Unveiled at the Night Time Economy Summit last week, the report attempts to measure the economic, community, and cultural value of the electronic music and night time industry in the UK.

The report estimates the economic value of festivals featuring electronic music is £519.3m, while concerts and events outside of festivals contribute another £272.3m. Electronic music nightclubs contribute £1657.4m, with £2.6bn being the total measurable impact of the industry, according to the NTIA.

In addition to the pandemic, licensing, zoning, and gentrification are also significant challenges faced by the night time economy.

Appointing a night time advisor, reducing regulatory burdens, providing financial support, encouraging community involvement, addressing gentrification and redevelopment, and promoting the UK as a destination for electronic music are some of the ways in which the government can support the industry, the trade body has said.

CEO Michael Kill commented: “Electronic music is one of the UK’s understated phenomena, it shapes and embraces communities, educates, inspires and unites the UK with its unique form of culture.”

“For the last 2 years we have been formulating a strategy to deliver this report, alongside key stakeholders and leaders in this space, to substantiate the true economic, community and cultural value of the electronic music sector.”

The foundation of this work was born from the realisation during the pandemic that the Government has a limited understanding of the industry, but also considers the responsibility of the sector to educate decision makers.

“This was highlighted when the Government’s financial support in the UK excluded electronic music in its scope, as part of the wider Cultural Recovery Fund through the Arts Council. Through the efforts of millions of electronic music supporters, we convinced the Government to recognise the importance of counter culture and include the sector in its support.”

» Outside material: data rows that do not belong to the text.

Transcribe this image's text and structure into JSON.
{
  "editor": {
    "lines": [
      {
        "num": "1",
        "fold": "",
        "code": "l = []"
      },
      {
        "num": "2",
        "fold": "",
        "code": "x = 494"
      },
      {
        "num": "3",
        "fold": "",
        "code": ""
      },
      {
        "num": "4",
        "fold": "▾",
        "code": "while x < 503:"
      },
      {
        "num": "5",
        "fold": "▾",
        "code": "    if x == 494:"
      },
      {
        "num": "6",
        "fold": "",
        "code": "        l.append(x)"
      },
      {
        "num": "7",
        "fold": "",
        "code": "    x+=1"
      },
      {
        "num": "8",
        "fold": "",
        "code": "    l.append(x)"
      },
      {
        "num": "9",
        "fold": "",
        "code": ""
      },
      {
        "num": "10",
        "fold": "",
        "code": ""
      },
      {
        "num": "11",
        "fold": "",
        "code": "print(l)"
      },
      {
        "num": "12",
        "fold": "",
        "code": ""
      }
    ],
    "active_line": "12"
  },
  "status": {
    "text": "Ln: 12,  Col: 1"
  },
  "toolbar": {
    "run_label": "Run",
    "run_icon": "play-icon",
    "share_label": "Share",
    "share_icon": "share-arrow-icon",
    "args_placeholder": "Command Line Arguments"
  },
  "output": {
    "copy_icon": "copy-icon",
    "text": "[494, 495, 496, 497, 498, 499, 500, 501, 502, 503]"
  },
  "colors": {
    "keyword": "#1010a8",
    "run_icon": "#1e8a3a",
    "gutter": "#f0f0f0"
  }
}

“We hope that the Government, through industry insight, will have a greater understanding of the sector, and support it in a way that cements its future in British culture.”